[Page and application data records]
- - -

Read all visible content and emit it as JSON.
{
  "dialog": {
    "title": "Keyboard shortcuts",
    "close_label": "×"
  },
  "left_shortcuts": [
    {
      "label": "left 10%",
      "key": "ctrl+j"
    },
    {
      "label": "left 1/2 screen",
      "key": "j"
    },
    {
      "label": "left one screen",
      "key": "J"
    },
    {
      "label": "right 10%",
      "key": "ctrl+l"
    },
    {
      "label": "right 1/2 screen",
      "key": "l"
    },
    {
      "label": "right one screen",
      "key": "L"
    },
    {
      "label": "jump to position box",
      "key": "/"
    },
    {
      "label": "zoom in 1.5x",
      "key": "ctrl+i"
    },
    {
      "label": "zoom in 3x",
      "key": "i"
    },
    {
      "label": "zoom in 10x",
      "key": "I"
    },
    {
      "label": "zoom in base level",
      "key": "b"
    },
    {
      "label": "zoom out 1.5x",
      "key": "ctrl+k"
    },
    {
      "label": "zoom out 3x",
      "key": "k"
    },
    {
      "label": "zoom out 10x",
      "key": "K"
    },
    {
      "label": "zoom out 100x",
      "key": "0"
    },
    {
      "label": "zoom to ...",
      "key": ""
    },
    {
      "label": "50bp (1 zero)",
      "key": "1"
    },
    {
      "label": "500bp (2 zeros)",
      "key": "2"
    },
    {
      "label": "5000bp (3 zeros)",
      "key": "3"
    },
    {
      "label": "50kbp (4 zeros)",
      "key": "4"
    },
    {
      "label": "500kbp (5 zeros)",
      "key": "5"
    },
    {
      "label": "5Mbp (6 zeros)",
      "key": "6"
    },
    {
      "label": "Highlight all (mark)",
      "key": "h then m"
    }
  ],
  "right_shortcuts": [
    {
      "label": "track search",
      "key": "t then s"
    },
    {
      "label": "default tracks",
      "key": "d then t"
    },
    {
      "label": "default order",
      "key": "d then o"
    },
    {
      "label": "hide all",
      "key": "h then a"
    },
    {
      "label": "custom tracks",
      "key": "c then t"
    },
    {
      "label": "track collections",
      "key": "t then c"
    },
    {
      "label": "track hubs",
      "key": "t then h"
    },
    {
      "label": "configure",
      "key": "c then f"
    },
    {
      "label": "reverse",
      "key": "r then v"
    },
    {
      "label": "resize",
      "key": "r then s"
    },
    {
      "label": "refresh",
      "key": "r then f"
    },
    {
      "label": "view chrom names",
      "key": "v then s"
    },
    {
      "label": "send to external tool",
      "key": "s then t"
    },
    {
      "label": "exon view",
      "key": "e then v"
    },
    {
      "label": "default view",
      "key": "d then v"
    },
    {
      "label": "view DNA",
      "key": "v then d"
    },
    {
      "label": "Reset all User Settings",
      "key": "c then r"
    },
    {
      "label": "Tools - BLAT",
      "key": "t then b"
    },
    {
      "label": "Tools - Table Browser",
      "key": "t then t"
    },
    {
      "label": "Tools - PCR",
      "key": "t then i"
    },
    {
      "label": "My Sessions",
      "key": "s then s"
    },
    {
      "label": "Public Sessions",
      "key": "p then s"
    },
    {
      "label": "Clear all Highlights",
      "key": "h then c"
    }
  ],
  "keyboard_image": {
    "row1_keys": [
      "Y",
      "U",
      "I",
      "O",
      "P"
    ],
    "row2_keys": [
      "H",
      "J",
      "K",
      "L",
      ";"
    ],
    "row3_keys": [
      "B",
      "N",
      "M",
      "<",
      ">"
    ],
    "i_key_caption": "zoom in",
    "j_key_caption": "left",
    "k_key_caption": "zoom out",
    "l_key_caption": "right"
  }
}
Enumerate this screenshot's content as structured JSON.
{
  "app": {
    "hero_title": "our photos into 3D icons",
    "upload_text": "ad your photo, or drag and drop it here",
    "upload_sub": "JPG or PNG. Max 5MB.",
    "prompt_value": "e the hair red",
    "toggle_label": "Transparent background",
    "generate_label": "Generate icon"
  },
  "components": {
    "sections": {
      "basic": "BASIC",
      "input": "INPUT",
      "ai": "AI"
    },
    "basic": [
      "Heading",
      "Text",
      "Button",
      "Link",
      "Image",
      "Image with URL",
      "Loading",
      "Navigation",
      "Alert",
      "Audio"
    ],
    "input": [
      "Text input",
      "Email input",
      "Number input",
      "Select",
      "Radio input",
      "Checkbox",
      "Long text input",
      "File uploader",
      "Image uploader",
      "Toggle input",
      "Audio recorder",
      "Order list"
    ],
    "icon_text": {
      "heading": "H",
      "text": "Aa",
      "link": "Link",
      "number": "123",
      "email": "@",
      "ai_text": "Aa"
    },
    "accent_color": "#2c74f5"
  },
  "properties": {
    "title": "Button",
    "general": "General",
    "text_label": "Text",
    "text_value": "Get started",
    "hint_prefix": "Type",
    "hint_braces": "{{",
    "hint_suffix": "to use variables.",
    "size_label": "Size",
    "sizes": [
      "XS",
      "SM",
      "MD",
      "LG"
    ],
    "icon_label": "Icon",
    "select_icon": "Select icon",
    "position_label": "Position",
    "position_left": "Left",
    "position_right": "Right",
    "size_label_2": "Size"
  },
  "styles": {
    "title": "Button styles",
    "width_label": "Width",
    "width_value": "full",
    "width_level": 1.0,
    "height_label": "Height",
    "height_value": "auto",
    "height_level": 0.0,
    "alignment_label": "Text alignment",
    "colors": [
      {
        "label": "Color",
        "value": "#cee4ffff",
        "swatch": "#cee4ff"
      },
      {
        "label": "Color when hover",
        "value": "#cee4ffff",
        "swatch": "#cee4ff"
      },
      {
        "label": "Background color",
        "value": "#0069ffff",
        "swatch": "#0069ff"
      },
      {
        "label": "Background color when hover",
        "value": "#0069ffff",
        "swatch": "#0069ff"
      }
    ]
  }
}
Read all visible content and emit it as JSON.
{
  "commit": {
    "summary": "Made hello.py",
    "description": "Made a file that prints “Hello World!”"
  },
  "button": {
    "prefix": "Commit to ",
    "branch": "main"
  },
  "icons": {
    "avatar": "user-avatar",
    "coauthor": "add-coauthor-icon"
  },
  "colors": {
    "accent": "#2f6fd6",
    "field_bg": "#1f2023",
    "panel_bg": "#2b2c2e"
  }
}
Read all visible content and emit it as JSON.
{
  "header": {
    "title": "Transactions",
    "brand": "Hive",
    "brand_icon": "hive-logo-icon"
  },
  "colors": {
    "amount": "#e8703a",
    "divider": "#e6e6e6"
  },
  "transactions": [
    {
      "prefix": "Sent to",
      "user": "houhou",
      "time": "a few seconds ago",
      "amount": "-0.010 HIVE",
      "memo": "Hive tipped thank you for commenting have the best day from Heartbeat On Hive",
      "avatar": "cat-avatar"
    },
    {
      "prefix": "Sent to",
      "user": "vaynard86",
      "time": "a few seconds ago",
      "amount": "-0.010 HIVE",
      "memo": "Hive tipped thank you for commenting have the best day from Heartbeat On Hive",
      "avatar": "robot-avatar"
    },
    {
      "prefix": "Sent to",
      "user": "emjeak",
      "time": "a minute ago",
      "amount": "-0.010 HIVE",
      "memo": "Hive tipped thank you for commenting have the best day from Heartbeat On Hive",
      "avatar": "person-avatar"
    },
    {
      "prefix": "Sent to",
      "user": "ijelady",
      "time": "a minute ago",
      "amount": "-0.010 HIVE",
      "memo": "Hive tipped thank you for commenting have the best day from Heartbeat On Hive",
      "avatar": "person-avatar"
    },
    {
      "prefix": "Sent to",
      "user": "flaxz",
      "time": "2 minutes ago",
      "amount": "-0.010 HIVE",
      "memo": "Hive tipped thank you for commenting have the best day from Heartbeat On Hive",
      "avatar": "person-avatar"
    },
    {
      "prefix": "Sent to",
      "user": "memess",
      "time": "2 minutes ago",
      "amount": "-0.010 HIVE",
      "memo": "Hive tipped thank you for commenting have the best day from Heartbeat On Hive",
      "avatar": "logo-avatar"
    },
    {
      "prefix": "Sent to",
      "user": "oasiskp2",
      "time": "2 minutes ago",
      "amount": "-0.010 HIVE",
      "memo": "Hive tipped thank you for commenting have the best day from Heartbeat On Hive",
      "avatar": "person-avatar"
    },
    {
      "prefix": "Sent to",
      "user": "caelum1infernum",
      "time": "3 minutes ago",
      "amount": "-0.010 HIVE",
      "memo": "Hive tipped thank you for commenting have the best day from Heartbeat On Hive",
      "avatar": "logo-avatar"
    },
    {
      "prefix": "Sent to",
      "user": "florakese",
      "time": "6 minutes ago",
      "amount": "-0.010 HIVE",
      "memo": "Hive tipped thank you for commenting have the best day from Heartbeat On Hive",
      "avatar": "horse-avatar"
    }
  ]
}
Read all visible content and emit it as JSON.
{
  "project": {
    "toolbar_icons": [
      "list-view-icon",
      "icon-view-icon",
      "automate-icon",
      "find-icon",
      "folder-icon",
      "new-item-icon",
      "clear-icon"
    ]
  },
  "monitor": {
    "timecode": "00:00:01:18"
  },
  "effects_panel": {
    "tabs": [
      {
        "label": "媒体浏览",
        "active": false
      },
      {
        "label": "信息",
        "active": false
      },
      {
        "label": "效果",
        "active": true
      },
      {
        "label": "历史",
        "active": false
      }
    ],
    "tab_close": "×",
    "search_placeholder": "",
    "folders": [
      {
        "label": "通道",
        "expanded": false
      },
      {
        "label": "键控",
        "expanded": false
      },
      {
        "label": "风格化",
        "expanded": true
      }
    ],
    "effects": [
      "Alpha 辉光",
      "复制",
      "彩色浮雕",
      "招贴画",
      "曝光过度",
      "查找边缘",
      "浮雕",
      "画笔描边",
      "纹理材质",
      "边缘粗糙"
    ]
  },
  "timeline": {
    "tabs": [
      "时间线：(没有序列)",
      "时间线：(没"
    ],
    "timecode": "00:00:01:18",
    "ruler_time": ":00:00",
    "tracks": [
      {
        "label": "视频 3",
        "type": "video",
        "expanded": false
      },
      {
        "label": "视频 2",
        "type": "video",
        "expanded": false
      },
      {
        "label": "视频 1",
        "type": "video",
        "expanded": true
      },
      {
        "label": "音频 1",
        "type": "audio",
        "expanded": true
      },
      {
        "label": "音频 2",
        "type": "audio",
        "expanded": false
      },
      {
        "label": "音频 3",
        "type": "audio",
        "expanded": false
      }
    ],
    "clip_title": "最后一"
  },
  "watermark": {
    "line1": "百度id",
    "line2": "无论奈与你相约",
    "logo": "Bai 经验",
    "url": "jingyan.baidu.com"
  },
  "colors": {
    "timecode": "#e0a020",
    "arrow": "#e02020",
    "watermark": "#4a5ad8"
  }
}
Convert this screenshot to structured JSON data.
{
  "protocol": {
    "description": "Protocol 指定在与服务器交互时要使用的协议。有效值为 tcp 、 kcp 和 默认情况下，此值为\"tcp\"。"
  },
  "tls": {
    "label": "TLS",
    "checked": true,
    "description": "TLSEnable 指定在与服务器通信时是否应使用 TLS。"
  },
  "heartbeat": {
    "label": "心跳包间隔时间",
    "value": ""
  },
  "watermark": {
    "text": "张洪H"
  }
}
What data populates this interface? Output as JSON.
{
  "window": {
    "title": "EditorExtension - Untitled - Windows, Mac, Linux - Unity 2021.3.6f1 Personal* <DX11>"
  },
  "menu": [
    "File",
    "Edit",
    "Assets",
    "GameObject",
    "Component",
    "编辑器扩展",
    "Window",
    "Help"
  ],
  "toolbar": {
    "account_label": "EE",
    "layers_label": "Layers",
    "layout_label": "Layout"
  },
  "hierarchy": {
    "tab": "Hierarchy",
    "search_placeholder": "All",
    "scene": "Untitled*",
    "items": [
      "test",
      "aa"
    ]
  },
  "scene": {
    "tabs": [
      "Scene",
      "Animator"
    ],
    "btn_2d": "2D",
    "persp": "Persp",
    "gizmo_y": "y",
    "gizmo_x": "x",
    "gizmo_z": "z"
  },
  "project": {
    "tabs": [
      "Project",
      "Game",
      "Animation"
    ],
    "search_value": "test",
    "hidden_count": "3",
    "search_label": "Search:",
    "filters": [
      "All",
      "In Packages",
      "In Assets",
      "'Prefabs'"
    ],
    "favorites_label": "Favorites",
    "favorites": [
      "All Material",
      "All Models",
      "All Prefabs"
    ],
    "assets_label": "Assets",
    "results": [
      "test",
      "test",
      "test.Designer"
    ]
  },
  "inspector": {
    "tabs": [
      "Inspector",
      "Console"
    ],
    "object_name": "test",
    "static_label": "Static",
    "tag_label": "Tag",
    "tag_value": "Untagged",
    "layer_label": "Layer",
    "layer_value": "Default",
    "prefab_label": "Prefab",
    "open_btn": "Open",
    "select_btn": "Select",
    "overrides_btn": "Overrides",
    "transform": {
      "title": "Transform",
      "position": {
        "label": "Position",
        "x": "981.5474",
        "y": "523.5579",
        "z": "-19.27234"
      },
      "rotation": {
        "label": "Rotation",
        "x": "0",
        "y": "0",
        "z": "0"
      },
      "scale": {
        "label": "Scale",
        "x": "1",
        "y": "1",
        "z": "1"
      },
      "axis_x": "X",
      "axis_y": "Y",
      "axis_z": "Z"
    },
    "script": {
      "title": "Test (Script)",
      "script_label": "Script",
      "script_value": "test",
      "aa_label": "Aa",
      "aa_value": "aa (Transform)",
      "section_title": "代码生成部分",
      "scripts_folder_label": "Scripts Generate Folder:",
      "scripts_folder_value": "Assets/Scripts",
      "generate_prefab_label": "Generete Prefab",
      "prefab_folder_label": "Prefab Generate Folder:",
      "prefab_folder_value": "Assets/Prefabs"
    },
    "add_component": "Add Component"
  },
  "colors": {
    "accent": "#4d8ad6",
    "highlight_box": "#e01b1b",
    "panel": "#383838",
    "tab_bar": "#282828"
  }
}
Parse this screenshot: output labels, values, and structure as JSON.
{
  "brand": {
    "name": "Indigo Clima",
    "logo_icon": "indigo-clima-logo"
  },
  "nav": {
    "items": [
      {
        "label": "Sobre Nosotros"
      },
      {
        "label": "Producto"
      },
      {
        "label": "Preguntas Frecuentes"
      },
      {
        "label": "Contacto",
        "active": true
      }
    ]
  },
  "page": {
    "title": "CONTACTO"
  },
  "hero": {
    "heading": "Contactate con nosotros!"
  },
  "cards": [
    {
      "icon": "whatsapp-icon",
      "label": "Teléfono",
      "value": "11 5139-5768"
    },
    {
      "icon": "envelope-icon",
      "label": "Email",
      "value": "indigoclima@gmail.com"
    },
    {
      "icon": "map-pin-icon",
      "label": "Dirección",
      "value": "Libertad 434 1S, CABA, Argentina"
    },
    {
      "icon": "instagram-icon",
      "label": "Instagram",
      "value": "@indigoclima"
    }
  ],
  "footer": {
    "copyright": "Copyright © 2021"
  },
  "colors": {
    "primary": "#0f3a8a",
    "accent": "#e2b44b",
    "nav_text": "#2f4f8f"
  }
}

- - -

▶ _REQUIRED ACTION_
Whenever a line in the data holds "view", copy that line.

▶ _SOLUTION FOR THIS EXERCISE_
      "label": "view chrom names",
      "label": "exon view",
      "label": "default view",
      "label": "view DNA",
      "list-view-icon",
      "icon-view-icon",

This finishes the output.